In naming the new cardinals, Francis showed yet another kind of attention to “the peripheries” by giving red hats to prelates in countries that have never before had a cardinal: Bangladesh, the Central African Republic, the Island of Mauritius, Lesotho, Malaysia and Papua New Guinea. It should be noted that in addition to Bangladesh, the new cardinals for Mauritius—Maurice Piat, archbishop of Port Louis and John Ribat, archbishop of Port Moresby in Papua New Guinea—also become electors.
Pope Francis also decided to honor two prelates who are renowned for dialogue and spirituality: Anthony Soter Fernandez, the archbishop emeritus of Kuala Lumpur, Malaysia, and Sebastian Koto Khorarai, O.M.I, the emeritus bishop of Mohale’s Hoek, Lesotho.
A glance at the biographies of the new cardinals reveals that Francis has clearly chosen pastors who are humble men, not aspiring to be princes; men of dialogue, not culture warriors; men who know how to show mercy in their ministry.
Under his pontificate, that is the template for future bishops and cardinals.
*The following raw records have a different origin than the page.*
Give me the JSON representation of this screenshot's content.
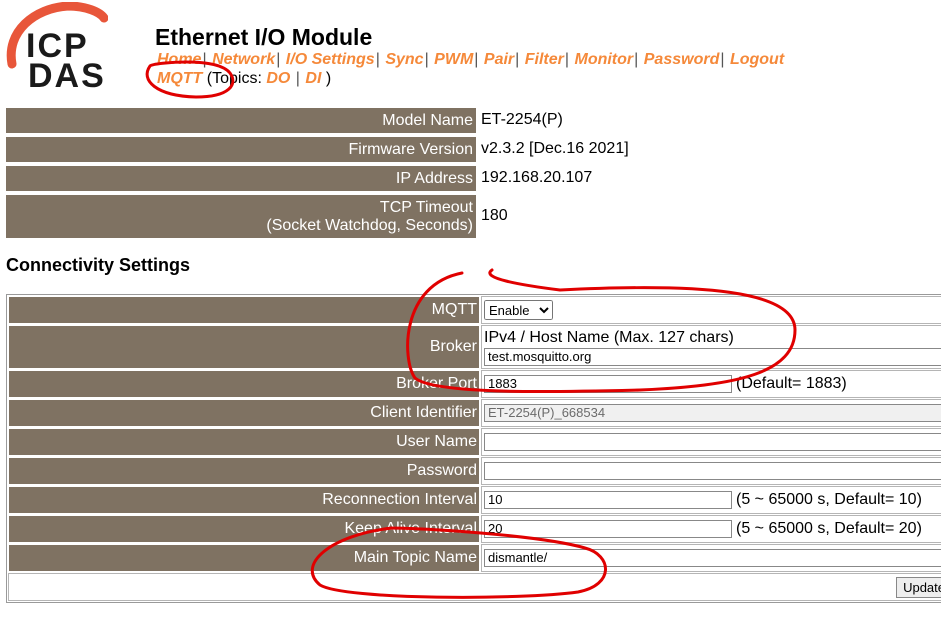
{
  "brand": {
    "logo_line1": "ICP",
    "logo_line2": "DAS",
    "accent": "#f5893a",
    "logo_arc": "#e8563a"
  },
  "header": {
    "title": "Ethernet I/O Module",
    "nav": [
      "Home",
      "Network",
      "I/O Settings",
      "Sync",
      "PWM",
      "Pair",
      "Filter",
      "Monitor",
      "Password",
      "Logout"
    ],
    "mqtt_link": "MQTT",
    "topics_prefix": "(Topics:",
    "topic_do": "DO",
    "topic_di": "DI",
    "topics_suffix": ")"
  },
  "info": {
    "model_label": "Model Name",
    "model_value": "ET-2254(P)",
    "fw_label": "Firmware Version",
    "fw_value": "v2.3.2 [Dec.16 2021]",
    "ip_label": "IP Address",
    "ip_value": "192.168.20.107",
    "tcp_label_1": "TCP Timeout",
    "tcp_label_2": "(Socket Watchdog, Seconds)",
    "tcp_value": "180"
  },
  "connectivity": {
    "section_title": "Connectivity Settings",
    "mqtt_label": "MQTT",
    "mqtt_value": "Enable",
    "broker_label": "Broker",
    "broker_hint": "IPv4 / Host Name (Max. 127 chars)",
    "broker_value": "test.mosquitto.org",
    "port_label": "Broker Port",
    "port_value": "1883",
    "port_note": "(Default= 1883)",
    "client_label": "Client Identifier",
    "client_value": "ET-2254(P)_668534",
    "user_label": "User Name",
    "user_value": "",
    "pass_label": "Password",
    "pass_value": "",
    "reconn_label": "Reconnection Interval",
    "reconn_value": "10",
    "reconn_note": "(5 ~ 65000 s, Default= 10)",
    "keep_label": "Keep Alive Interval",
    "keep_value": "20",
    "keep_note": "(5 ~ 65000 s, Default= 20)",
    "topic_label": "Main Topic Name",
    "topic_value": "dismantle/",
    "update_label": "Update"
  },
  "colors": {
    "label_bg": "#7f7262",
    "annotation_red": "#e00000"
  }
}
In the upcoming consistory, Francis will only make three European cardinal electors: Archbishop Zenari from Italy; Carlos Osoro Sierra, the archbishop of Madrid, whom he appointed in one of his several moves to give a new direction to the Spanish church; and Jozef De Kesel, archbishop of Malines-Bruxelles, Belgium, a man of dialogue who becomes the new leader of the Belgian church.
He decided to honor to other meritorious Europeans, both over 80: Msgr. Renato Corti, Archbishop Emeritus of Novara, Italy, and Father Ernest Simoni, a priest of the archdiocese of Shkodrë-Pult, in Scutari, Albania, who so moved the pope during his visit to Tirana by the inspiring testimony of his years of imprisonment under the communist dictatorship in his country.
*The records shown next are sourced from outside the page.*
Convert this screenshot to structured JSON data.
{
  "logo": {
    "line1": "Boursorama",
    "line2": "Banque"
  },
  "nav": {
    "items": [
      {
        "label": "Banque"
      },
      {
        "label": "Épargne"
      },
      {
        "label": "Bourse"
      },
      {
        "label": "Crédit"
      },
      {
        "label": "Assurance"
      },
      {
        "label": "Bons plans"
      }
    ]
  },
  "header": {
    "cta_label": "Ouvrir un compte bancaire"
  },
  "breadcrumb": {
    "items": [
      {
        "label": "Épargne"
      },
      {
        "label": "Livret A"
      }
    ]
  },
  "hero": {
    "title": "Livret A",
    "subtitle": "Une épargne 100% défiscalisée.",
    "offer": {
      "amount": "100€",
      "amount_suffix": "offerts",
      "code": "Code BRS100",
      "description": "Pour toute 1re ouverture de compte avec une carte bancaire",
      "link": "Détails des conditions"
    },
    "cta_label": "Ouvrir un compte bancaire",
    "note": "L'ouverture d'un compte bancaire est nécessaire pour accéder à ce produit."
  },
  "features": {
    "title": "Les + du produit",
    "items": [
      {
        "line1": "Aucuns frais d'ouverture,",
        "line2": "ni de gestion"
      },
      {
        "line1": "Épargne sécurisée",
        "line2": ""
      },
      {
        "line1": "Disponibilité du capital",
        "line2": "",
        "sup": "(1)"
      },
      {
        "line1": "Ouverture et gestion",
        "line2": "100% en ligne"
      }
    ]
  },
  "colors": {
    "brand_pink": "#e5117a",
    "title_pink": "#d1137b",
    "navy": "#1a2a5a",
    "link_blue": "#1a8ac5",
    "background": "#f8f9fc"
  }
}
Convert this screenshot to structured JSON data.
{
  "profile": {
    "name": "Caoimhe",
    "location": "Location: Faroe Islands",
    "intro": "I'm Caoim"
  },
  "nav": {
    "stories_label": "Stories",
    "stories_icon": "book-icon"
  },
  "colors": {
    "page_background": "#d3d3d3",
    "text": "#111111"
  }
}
In his first two consistories, Francis did not make any cardinal from the United States, but this time he showed his great love for the church in this country and surprised the pundits by assigning red hats to three Americans: Blase Cupich, archbishop of Chicago and his first major appointment in the United States; Kevin Farrell, former archbishop of Dallas but now prefect of the newly created Dicastery (department) for the Laity, the Family and Life; and, perhaps the biggest surprise, Joseph Tobin, archbishop of Indianapolis, a man of dialogue and vast international experience as former head of the Redemptorist Order and former number two at the congregation for Consecrated Life. By choosing Cardinal-elect Tobin, he also opted for a pastor that is in a diocese not known as a “cardinalatial” see.
At the March 2013 conclave that elected Francis, Africa had 11 electors, Asia and Oceania 11, Europe, 60 (including 28 Italians), Central and South America 13, North America (USA, Canada and Mexico) 20.
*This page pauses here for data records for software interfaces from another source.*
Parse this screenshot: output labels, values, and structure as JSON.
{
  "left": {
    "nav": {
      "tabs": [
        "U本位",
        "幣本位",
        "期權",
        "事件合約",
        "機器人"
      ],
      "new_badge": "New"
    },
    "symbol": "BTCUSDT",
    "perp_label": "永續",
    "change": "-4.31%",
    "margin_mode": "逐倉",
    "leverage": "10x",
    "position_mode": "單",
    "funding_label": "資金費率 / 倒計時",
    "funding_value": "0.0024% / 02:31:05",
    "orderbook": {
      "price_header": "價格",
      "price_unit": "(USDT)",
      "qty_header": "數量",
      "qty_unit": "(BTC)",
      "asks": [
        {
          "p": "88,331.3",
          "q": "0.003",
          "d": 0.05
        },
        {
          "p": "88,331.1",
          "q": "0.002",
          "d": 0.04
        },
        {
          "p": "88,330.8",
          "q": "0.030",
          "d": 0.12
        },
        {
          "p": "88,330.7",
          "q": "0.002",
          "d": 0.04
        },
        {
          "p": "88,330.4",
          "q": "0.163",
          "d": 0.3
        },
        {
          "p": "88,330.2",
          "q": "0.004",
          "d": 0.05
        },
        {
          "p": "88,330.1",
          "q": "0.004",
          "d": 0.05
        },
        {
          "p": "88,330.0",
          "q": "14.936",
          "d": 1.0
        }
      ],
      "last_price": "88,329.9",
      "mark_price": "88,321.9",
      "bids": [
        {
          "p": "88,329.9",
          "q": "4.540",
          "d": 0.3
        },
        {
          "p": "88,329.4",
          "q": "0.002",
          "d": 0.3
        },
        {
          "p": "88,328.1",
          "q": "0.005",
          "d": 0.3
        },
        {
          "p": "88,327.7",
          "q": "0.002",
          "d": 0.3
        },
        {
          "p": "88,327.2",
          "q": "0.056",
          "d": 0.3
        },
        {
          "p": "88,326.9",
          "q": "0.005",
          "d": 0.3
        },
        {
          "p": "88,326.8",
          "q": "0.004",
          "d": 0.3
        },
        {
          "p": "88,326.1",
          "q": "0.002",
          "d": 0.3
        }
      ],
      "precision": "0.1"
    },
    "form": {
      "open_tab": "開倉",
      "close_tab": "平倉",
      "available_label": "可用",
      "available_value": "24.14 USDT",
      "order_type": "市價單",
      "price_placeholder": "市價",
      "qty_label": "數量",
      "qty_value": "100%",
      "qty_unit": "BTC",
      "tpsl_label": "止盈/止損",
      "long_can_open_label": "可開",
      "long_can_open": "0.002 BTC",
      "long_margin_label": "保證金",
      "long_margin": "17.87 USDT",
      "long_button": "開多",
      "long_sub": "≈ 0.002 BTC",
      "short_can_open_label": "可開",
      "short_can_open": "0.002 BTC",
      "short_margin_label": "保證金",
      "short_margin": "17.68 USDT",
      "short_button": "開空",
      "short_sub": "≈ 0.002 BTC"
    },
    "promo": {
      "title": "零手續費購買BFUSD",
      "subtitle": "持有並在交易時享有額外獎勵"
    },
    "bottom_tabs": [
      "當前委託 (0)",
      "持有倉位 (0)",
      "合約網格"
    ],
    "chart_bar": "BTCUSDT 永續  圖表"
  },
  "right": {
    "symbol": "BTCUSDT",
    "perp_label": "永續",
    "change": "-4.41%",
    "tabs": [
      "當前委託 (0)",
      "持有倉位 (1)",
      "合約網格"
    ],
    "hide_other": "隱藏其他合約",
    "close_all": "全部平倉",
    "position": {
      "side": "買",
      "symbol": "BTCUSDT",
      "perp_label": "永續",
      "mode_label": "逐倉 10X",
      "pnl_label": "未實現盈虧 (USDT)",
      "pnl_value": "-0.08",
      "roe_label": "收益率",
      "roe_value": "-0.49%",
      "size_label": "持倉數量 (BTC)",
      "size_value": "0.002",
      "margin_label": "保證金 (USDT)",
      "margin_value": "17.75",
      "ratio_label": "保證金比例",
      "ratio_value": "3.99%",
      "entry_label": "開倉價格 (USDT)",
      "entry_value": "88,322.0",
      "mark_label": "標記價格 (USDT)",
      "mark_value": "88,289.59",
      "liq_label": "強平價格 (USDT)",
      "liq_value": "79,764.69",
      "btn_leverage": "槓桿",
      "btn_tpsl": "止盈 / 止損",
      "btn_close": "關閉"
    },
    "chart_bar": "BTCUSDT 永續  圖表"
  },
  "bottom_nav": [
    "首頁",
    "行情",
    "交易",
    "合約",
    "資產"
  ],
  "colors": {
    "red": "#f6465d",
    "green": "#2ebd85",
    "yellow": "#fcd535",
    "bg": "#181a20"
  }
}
If a conclave were to be held after Nov. 19, Africa would have 15 electors (though reduced to 14 by Nov. 28), Asia and Oceania 18, Europe 54 (including 25 Italians), Central and South America 17, North America 17 (including 4 Mexicans, 10 United States, 3 Canadians).
These new appointments indicate that Pope Francis is slowly but surely ensuring that Europeans will not have the majority at the next conclave and that Italians will have a diminished presence as well. But the church in the rest of the world, particularly in the southern hemisphere, will have a greater representation. One can expect this trend to continue while Francis is pope.